Page and application data records
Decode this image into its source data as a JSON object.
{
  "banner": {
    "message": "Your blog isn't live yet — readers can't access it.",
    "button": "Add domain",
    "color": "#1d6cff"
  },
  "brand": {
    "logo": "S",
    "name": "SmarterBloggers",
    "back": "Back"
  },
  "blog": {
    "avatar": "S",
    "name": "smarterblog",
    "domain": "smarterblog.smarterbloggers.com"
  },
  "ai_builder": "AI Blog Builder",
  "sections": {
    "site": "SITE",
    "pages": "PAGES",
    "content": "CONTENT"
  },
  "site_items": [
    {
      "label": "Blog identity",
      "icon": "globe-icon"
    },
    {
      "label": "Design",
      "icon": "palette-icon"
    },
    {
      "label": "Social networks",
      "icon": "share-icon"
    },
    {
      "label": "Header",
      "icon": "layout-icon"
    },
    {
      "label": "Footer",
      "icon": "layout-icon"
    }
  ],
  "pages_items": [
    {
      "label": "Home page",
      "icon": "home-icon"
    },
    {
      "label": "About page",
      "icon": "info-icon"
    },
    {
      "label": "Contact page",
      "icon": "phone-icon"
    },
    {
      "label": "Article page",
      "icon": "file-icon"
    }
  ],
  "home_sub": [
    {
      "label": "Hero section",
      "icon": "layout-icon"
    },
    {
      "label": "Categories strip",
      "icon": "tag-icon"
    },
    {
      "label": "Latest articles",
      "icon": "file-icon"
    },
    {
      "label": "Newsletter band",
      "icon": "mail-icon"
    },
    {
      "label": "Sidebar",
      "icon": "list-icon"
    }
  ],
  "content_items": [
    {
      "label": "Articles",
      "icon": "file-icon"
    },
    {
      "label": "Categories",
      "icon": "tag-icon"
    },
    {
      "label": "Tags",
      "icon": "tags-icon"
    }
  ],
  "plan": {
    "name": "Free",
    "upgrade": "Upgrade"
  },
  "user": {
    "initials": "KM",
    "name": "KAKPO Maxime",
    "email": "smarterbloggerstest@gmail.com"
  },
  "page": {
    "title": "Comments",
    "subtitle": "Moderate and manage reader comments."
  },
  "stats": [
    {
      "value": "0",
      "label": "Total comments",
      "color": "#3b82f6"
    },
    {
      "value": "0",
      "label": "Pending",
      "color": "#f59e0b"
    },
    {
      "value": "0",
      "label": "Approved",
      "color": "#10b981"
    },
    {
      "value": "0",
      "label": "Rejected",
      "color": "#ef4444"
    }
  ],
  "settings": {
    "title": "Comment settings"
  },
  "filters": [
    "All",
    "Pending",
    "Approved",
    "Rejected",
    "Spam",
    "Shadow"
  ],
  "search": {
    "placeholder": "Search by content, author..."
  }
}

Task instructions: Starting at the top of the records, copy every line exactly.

Task response:
Decode this image into its source data as a JSON object.
{
  "banner": {
    "message": "Your blog isn't live yet — readers can't access it.",
    "button": "Add domain",
    "color": "#1d6cff"
  },
  "brand": {
    "logo": "S",
    "name": "SmarterBloggers",
    "back": "Back"
  },
  "blog": {
    "avatar": "S",
    "name": "smarterblog",
    "domain": "smarterblog.smarterbloggers.com"
  },
  "ai_builder": "AI Blog Builder",
  "sections": {
    "site": "SITE",
    "pages": "PAGES",
    "content": "CONTENT"
  },
  "site_items": [
    {
      "label": "Blog identity",
      "icon": "globe-icon"
    },
    {
      "label": "Design",
      "icon": "palette-icon"
    },
    {
      "label": "Social networks",
      "icon": "share-icon"
    },
    {
      "label": "Header",
      "icon": "layout-icon"
    },
    {
      "label": "Footer",
      "icon": "layout-icon"
    }
  ],
  "pages_items": [
    {
      "label": "Home page",
      "icon": "home-icon"
    },
    {
      "label": "About page",
      "icon": "info-icon"
    },
    {
      "label": "Contact page",
      "icon": "phone-icon"
    },
    {
      "label": "Article page",
      "icon": "file-icon"
    }
  ],
  "home_sub": [
    {
      "label": "Hero section",
      "icon": "layout-icon"
    },
    {
      "label": "Categories strip",
      "icon": "tag-icon"
    },
    {
      "label": "Latest articles",
      "icon": "file-icon"
    },
    {
      "label": "Newsletter band",
      "icon": "mail-icon"
    },
    {
      "label": "Sidebar",
      "icon": "list-icon"
    }
  ],
  "content_items": [
    {
      "label": "Articles",
      "icon": "file-icon"
    },
    {
      "label": "Categories",
      "icon": "tag-icon"
    },
    {
      "label": "Tags",
      "icon": "tags-icon"
    }
  ],
  "plan": {
    "name": "Free",
    "upgrade": "Upgrade"
  },
  "user": {
    "initials": "KM",
    "name": "KAKPO Maxime",
    "email": "smarterbloggerstest@gmail.com"
  },
  "page": {
    "title": "Comments",
    "subtitle": "Moderate and manage reader comments."
  },
  "stats": [
    {
      "value": "0",
      "label": "Total comments",
      "color": "#3b82f6"
    },
    {
      "value": "0",
      "label": "Pending",
      "color": "#f59e0b"
    },
    {
      "value": "0",
      "label": "Approved",
      "color": "#10b981"
    },
    {
      "value": "0",
      "label": "Rejected",
      "color": "#ef4444"
    }
  ],
  "settings": {
    "title": "Comment settings"
  },
  "filters": [
    "All",
    "Pending",
    "Approved",
    "Rejected",
    "Spam",
    "Shadow"
  ],
  "search": {
    "placeholder": "Search by content, author..."
  }
}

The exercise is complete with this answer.